Be cautious about the data you include in your slide deck or pitch. Case in point, the other night a founder presented and included the name of a company on his exit strategy slide. I was familiar with the company and asked if it truly was an exit option and he said, no, not really. I agreed in that I had worked with the company and knew they were not in a position to acquire them or their technology. So then the question was, why did he include it on the slide? In my eyes, his credibility was shot in that he was trying to name-drop and hoped no one would notice it.
Female founders walk a very tight line in presenting their pitches but one of the things that really helps is to focus on the numbers and the data. A lot of female founders start with a soft story around why they started their companies and developed their products and lose a lot of male investors before they can really get started. I often recommend to them to use data to tell the story in terms of the market opportunity and investment opportunity from the get-go. Although, honestly, any founder who spends too much time on the sob story behind the development of the product and/or company I start to glaze. In my head I am saying, ‘yeah yeah yeah but what about the business?’
Have a monetization and revenue strategy. Gone are the days when you could simply say that you were building users and that you would sell the company or the data at a later point and that monetization early on is irrelevant. Some investors might find this attractive but for me and the investors I work with, this is a kiss of death. We’ve seen those companies come and go and while some were successful, they were the exceptions.
Here’s something to keep in mind. There are a lot of start ups right now who think they have the best thing since sliced bread. In some cases they do but not everyone does. This means that while there is a lot of money available to start ups, investors have options. In fact, we are overwhelmed by options so that the faster we can get to a ‘no,’ the faster we can move on to the next opportunity. At the same time, we want you to succeed so coming into the meeting or presentation, we want it to go well. But don’t make it easy for us to move on to the next start up.
Some other things that annoy the investors I know:
- Asking a question of the audience at the beginning. You have no idea how they are going to answer and will quickly lose control if you don’t get the answers you are looking for.
- Taking too long to answer questions. Be concise and to the point in answering questions so you can answer lots of them.

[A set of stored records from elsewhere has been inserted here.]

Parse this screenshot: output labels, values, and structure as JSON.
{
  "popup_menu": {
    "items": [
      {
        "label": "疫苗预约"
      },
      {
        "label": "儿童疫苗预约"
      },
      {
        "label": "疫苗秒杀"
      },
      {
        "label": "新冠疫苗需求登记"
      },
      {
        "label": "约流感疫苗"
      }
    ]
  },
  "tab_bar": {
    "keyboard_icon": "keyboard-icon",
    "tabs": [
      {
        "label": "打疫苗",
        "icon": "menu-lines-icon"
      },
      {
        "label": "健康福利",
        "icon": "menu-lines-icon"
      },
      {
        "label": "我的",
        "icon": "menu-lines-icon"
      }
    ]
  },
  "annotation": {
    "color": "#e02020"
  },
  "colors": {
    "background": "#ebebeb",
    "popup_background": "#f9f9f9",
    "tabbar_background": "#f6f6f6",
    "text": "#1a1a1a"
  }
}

- Having too many words or data on slides. We will start to read and we will stop listening to you.
- Having too many presenters at the same time. We prefer a single presenter with supporting people available to answer questions during Q&A.
Every time I listen to a pitch I learn something new which is one of the things I love most about being an angel investor. I never know what to expect and often have to think quickly on my feet about what I know and how what I am presented fits into that. So much fun!
Actually, one more thing…don’t be dismissive (or an asshole). That’s the fastest way to get to a ‘no’ with me. I still remember a founder with a drone company who tried to school me on FAA regulations and apparently hadn’t done his research on me. So when I responded with, ‘as a commercially rated helicopter pilot…’ and he responded with ‘oh, we should have known that.’ And I responded, ‘yes, you should have.’ And in my head, I was thinking, there is no way I could work with this founder. Not a good start to what could be a 7–10 year relationship. He ended up recovering but it wasn’t easy.
If you are looking to me as a possible angel investor, I do all of my angel investing right now through Sand Hill Angels so feel free to submit your application and we will take it from there. Best of luck!